Brief >>
After reading each line of the entries, give the number of lines that contain "name" and nothing else.
# # # #
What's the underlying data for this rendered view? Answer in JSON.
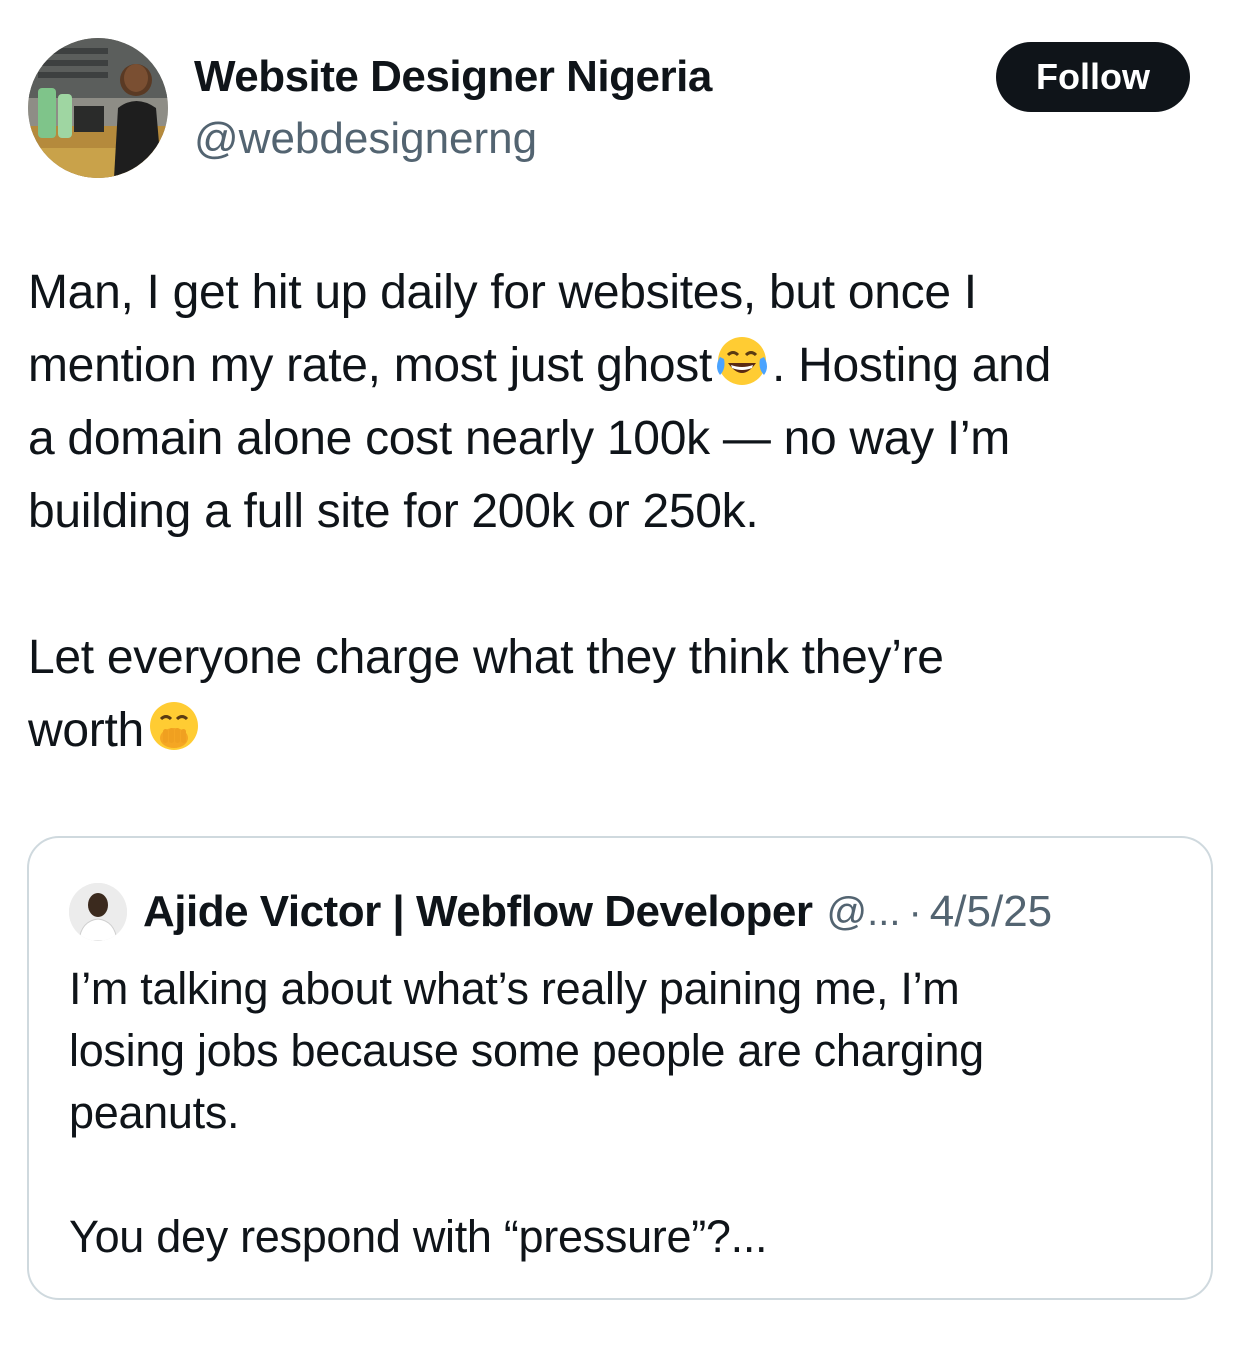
{
  "author": {
    "name": "Website Designer Nigeria",
    "handle": "@webdesignerng"
  },
  "follow_label": "Follow",
  "tweet": {
    "line1": "Man, I get hit up daily for websites, but once I",
    "line2a": "mention my rate, most just ghost",
    "line2b": ". Hosting and",
    "line3": "a domain alone cost nearly 100k — no way I’m",
    "line4": "building a full site for 200k or 250k.",
    "line5": "Let everyone charge what they think they’re",
    "line6a": "worth",
    "emoji1": "face-with-tears-of-joy-icon",
    "emoji2": "face-with-hand-over-mouth-icon"
  },
  "quote": {
    "name": "Ajide Victor | Webflow Developer",
    "handle": "@...",
    "separator": "·",
    "date": "4/5/25",
    "line1": "I’m talking about what’s really paining me, I’m",
    "line2": "losing jobs because some people are charging",
    "line3": "peanuts.",
    "line4": "You dey respond with “pressure”?..."
  },
  "colors": {
    "text": "#0f1419",
    "secondary": "#536471",
    "border": "#cfd9de",
    "follow_bg": "#0f1419",
    "follow_text": "#ffffff"
  }
}
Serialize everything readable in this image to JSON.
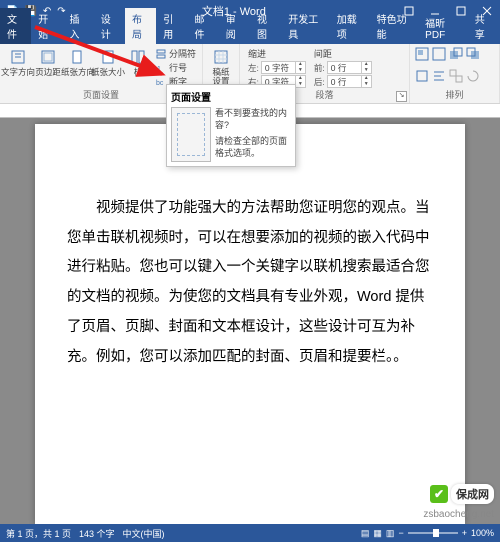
{
  "title": "文档1 - Word",
  "qat": {
    "save": "💾",
    "undo": "↶",
    "redo": "↷"
  },
  "tabs": {
    "file": "文件",
    "items": [
      "开始",
      "插入",
      "设计",
      "布局",
      "引用",
      "邮件",
      "审阅",
      "视图",
      "开发工具",
      "加载项",
      "特色功能",
      "福昕PDF"
    ],
    "active_index": 3,
    "share": "共享"
  },
  "ribbon": {
    "page_setup": {
      "label": "页面设置",
      "margins": "文字方向",
      "orientation": "页边距",
      "size": "纸张方向",
      "columns": "纸张大小",
      "cols": "栏",
      "breaks": "分隔符",
      "line_numbers": "行号",
      "hyphenation": "断字"
    },
    "manuscript": {
      "label": "稿纸",
      "btn": "稿纸\n设置"
    },
    "paragraph": {
      "label": "段落",
      "indent_label": "缩进",
      "spacing_label": "间距",
      "left_label": "左:",
      "right_label": "右:",
      "before_label": "前:",
      "after_label": "后:",
      "left_val": "0 字符",
      "right_val": "0 字符",
      "before_val": "0 行",
      "after_val": "0 行"
    },
    "arrange": {
      "label": "排列"
    }
  },
  "tooltip": {
    "title": "页面设置",
    "line1": "看不到要查找的内容?",
    "line2": "请检查全部的页面格式选项。"
  },
  "document": {
    "p1": "视频提供了功能强大的方法帮助您证明您的观点。当您单击联机视频时，可以在想要添加的视频的嵌入代码中进行粘贴。您也可以键入一个关键字以联机搜索最适合您的文档的视频。为使您的文档具有专业外观，Word 提供了页眉、页脚、封面和文本框设计，这些设计可互为补充。例如，您可以添加匹配的封面、页眉和提要栏。。"
  },
  "status": {
    "page": "第 1 页，共 1 页",
    "words": "143 个字",
    "lang": "中文(中国)",
    "zoom": "100%"
  },
  "watermark": {
    "site": "zsbaocheng.net",
    "brand": "保成网"
  }
}
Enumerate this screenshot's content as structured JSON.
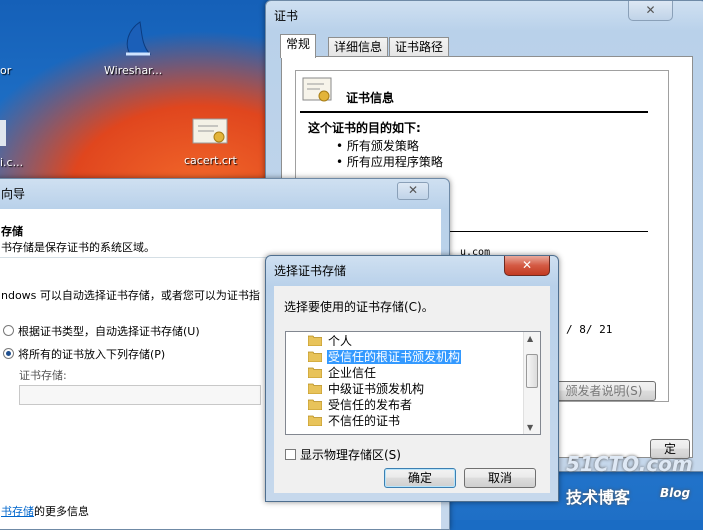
{
  "desktop": {
    "icons": [
      {
        "name": "wireshark",
        "label": "Wireshar..."
      },
      {
        "name": "cacert",
        "label": "cacert.crt"
      }
    ],
    "edge_labels": [
      "or",
      "i.c..."
    ]
  },
  "cert_window": {
    "title": "证书",
    "tabs": [
      "常规",
      "详细信息",
      "证书路径"
    ],
    "heading": "证书信息",
    "purpose_title": "这个证书的目的如下:",
    "purposes": [
      "所有颁发策略",
      "所有应用程序策略"
    ],
    "partial_domain": "u.com",
    "partial_date": "/ 8/ 21",
    "issuer_button": "颁发者说明(S)",
    "bottom_button": "定"
  },
  "wizard_window": {
    "title_fragment": "向导",
    "section_title": "存储",
    "section_desc": "书存储是保存证书的系统区域。",
    "intro": "ndows 可以自动选择证书存储，或者您可以为证书指",
    "options": [
      {
        "label": "根据证书类型，自动选择证书存储(U)",
        "selected": false
      },
      {
        "label": "将所有的证书放入下列存储(P)",
        "selected": true
      }
    ],
    "store_label": "证书存储:",
    "link_text": "书存储",
    "more_info": "的更多信息"
  },
  "dialog": {
    "title": "选择证书存储",
    "prompt": "选择要使用的证书存储(C)。",
    "stores": [
      {
        "label": "个人",
        "selected": false
      },
      {
        "label": "受信任的根证书颁发机构",
        "selected": true
      },
      {
        "label": "企业信任",
        "selected": false
      },
      {
        "label": "中级证书颁发机构",
        "selected": false
      },
      {
        "label": "受信任的发布者",
        "selected": false
      },
      {
        "label": "不信任的证书",
        "selected": false
      }
    ],
    "show_physical": "显示物理存储区(S)",
    "ok": "确定",
    "cancel": "取消"
  },
  "watermark": {
    "site": "51CTO.com",
    "blog_cn": "技术博客",
    "blog_en": "Blog"
  },
  "colors": {
    "selection": "#3399ff",
    "folder": "#e8c35a",
    "close_red": "#c23a22"
  }
}
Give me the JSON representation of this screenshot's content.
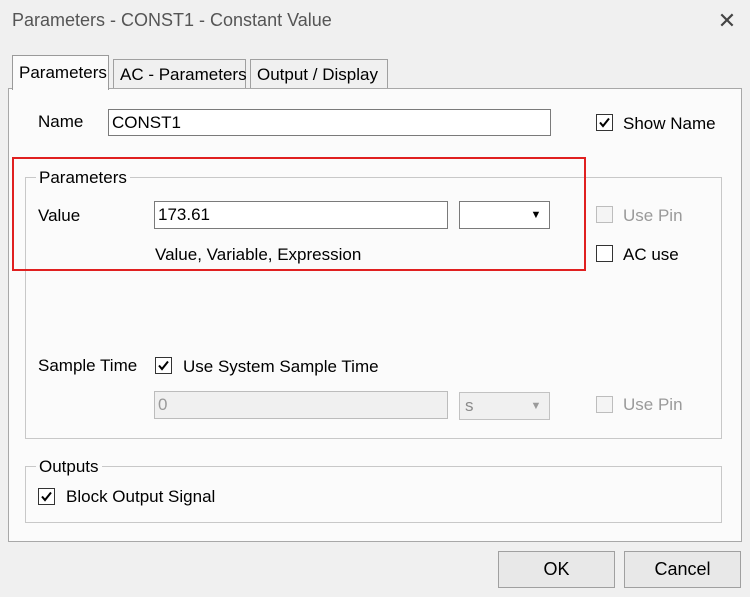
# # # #
Expected answer >>
4